Swapping out traditional yogurt with Greek yogurt is a simple way to boost protein content. One cup (or 8-ounces) of nonfat Greek yogurt supplies 11 grams of protein. It is important, though, to resort to plain yogurt, as flavored products can be packed to the brim with added sugars! Naturally sweeten yogurt with a drizzle of honey or fruit if desired. Blueberries, for example, have been suggested to initiate improved recovery, largely related to its antioxidant content, shown to protect against cellular damage.
Weight lifter have been gulping down raw egg whites for centuries to obtain quick protein. However, doing so can be harmful, as the whites can interfere with biotin absorption and raise the risk of foodborne illness. But when the white is thoroughly cooked through, it can be a valuable muscle recovery food, as one medium-sized egg supplies six grams of protein. Enjoy eggs hardboiled, sunny side-up, or scrambled! Pair with sliced bell peppers, jalapenos, and cheese and wrap into a whole grain tortilla (if preferred) for a complete muscle repairing, well-balanced breakfast following that morning workout.

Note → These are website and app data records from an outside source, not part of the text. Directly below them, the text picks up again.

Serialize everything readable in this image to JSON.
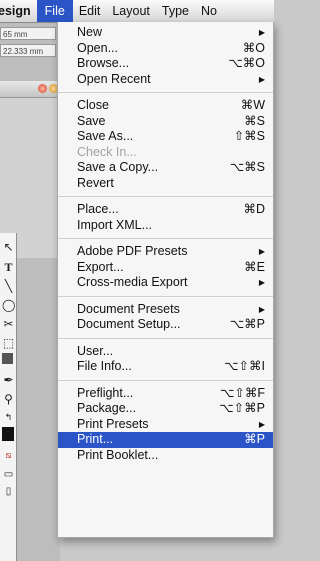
{
  "menubar": {
    "app_name": "esign",
    "items": [
      "File",
      "Edit",
      "Layout",
      "Type",
      "No"
    ]
  },
  "background": {
    "field1": "65 mm",
    "field2": "22.333 mm"
  },
  "file_menu": {
    "groups": [
      [
        {
          "label": "New",
          "shortcut": "▶"
        },
        {
          "label": "Open...",
          "shortcut": "⌘O"
        },
        {
          "label": "Browse...",
          "shortcut": "⌥⌘O"
        },
        {
          "label": "Open Recent",
          "shortcut": "▶"
        }
      ],
      [
        {
          "label": "Close",
          "shortcut": "⌘W"
        },
        {
          "label": "Save",
          "shortcut": "⌘S"
        },
        {
          "label": "Save As...",
          "shortcut": "⇧⌘S"
        },
        {
          "label": "Check In...",
          "shortcut": "",
          "disabled": true
        },
        {
          "label": "Save a Copy...",
          "shortcut": "⌥⌘S"
        },
        {
          "label": "Revert",
          "shortcut": ""
        }
      ],
      [
        {
          "label": "Place...",
          "shortcut": "⌘D"
        },
        {
          "label": "Import XML...",
          "shortcut": ""
        }
      ],
      [
        {
          "label": "Adobe PDF Presets",
          "shortcut": "▶"
        },
        {
          "label": "Export...",
          "shortcut": "⌘E"
        },
        {
          "label": "Cross-media Export",
          "shortcut": "▶"
        }
      ],
      [
        {
          "label": "Document Presets",
          "shortcut": "▶"
        },
        {
          "label": "Document Setup...",
          "shortcut": "⌥⌘P"
        }
      ],
      [
        {
          "label": "User...",
          "shortcut": ""
        },
        {
          "label": "File Info...",
          "shortcut": "⌥⇧⌘I"
        }
      ],
      [
        {
          "label": "Preflight...",
          "shortcut": "⌥⇧⌘F"
        },
        {
          "label": "Package...",
          "shortcut": "⌥⇧⌘P"
        },
        {
          "label": "Print Presets",
          "shortcut": "▶"
        },
        {
          "label": "Print...",
          "shortcut": "⌘P",
          "highlighted": true
        },
        {
          "label": "Print Booklet...",
          "shortcut": ""
        }
      ]
    ]
  },
  "colors": {
    "highlight": "#2b55c6",
    "menu_bg": "#f6f6f6",
    "disabled_text": "#a3a3a3"
  },
  "toolbox_icons": [
    "direct-select-icon",
    "type-icon",
    "line-icon",
    "ellipse-icon",
    "scissors-icon",
    "free-transform-icon",
    "gradient-icon",
    "eyedropper-icon",
    "zoom-icon",
    "swap-arrow-icon",
    "fill-stroke-icon",
    "default-colors-icon",
    "apply-color-icon",
    "view-mode-icon"
  ]
}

Offering both protein (9 grams) and carbohydrate (7 grams) per half-cup, edamame is great for muscle repair. It is also a significant plant-based source for individuals cutting down or eliminating animal products! Eat straight from the pods or add into these healthy edamame recipes.
A serving size of almonds (1-ounce or about 23 nuts) offers 6 grams of protein. Like tuna and other fatty fish, almonds also provide omega-3 fatty acids that delivers anti-inflammatory properties. Consume almonds by themselves, mix into a nutrient-rich trail mix, or create these healthy almond joy candy bars for an on-the-go, post-workout treat!
9. Peanut Butter and Banana
Though peanut butter is discouraged based on its high calorie and fat content, it is a convenient and plant-based protein source (supplying 8 grams of protein per serving or two tablespoons). Pairing peanut butter with banana is a muscle repair power duo, as potassium is an electrolyte lost through sweat and dehydration. Replenishing potassium can supplementary prevent against muscle cramps!
Also known as garbanzo beans, chickpeas offer approximately 20 grams of protein per ½ cup! They also supply healthful fat and adequate amounts of fiber, making them completely well-rounded. Enjoy chickpeas roasted or blended into hummus.